**Exercise materials:**

########

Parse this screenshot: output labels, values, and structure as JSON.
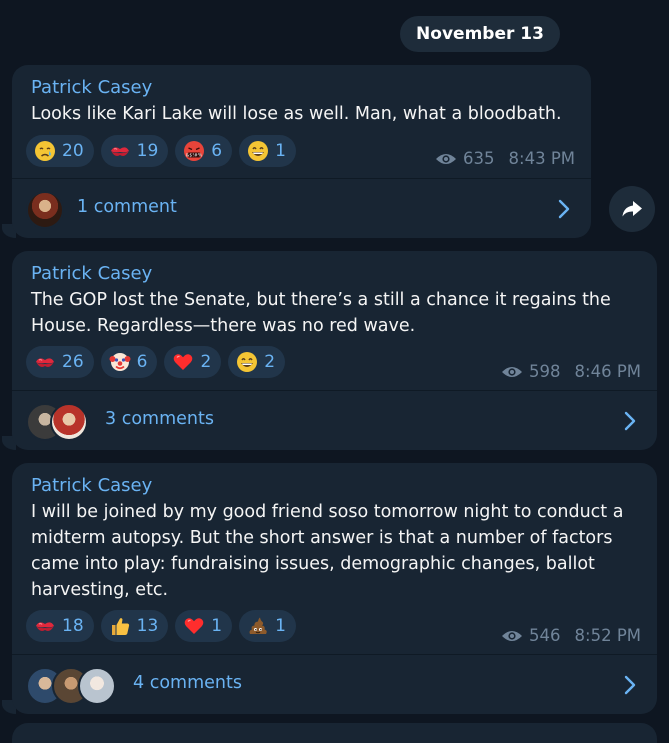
{
  "date_separator": "November 13",
  "posts": [
    {
      "author": "Patrick Casey",
      "text": "Looks like Kari Lake will lose as well. Man, what a bloodbath.",
      "reactions": [
        {
          "emoji": "crying-face-icon",
          "count": "20"
        },
        {
          "emoji": "kiss-mark-icon",
          "count": "19"
        },
        {
          "emoji": "face-with-symbols-on-mouth-icon",
          "count": "6"
        },
        {
          "emoji": "grinning-face-icon",
          "count": "1"
        }
      ],
      "views": "635",
      "time": "8:43 PM",
      "comments": "1 comment"
    },
    {
      "author": "Patrick Casey",
      "text": "The GOP lost the Senate, but there’s a still a chance it regains the House. Regardless—there was no red wave.",
      "reactions": [
        {
          "emoji": "kiss-mark-icon",
          "count": "26"
        },
        {
          "emoji": "clown-face-icon",
          "count": "6"
        },
        {
          "emoji": "red-heart-icon",
          "count": "2"
        },
        {
          "emoji": "grinning-face-icon",
          "count": "2"
        }
      ],
      "views": "598",
      "time": "8:46 PM",
      "comments": "3 comments"
    },
    {
      "author": "Patrick Casey",
      "text": "I will be joined by my good friend soso tomorrow night to conduct a midterm autopsy. But the short answer is that a number of factors came into play: fundraising issues, demographic changes, ballot harvesting, etc.",
      "reactions": [
        {
          "emoji": "kiss-mark-icon",
          "count": "18"
        },
        {
          "emoji": "thumbs-up-icon",
          "count": "13"
        },
        {
          "emoji": "red-heart-icon",
          "count": "1"
        },
        {
          "emoji": "pile-of-poo-icon",
          "count": "1"
        }
      ],
      "views": "546",
      "time": "8:52 PM",
      "comments": "4 comments"
    }
  ],
  "colors": {
    "background": "#0e1621",
    "bubble": "#182533",
    "accent": "#6ab3f3",
    "reaction_pill": "#21354a",
    "meta": "#708499"
  }
}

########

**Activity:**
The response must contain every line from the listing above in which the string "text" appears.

**Answer to this task:**
      "text": "Looks like Kari Lake will lose as well. Man, what a bloodbath.",
      "text": "The GOP lost the Senate, but there’s a still a chance it regains the House. Regardless—there was no red wave.",
      "text": "I will be joined by my good friend soso tomorrow night to conduct a midterm autopsy. But the short answer is that a number of factors came into play: fundraising issues, demographic changes, ballot harvesting, etc.",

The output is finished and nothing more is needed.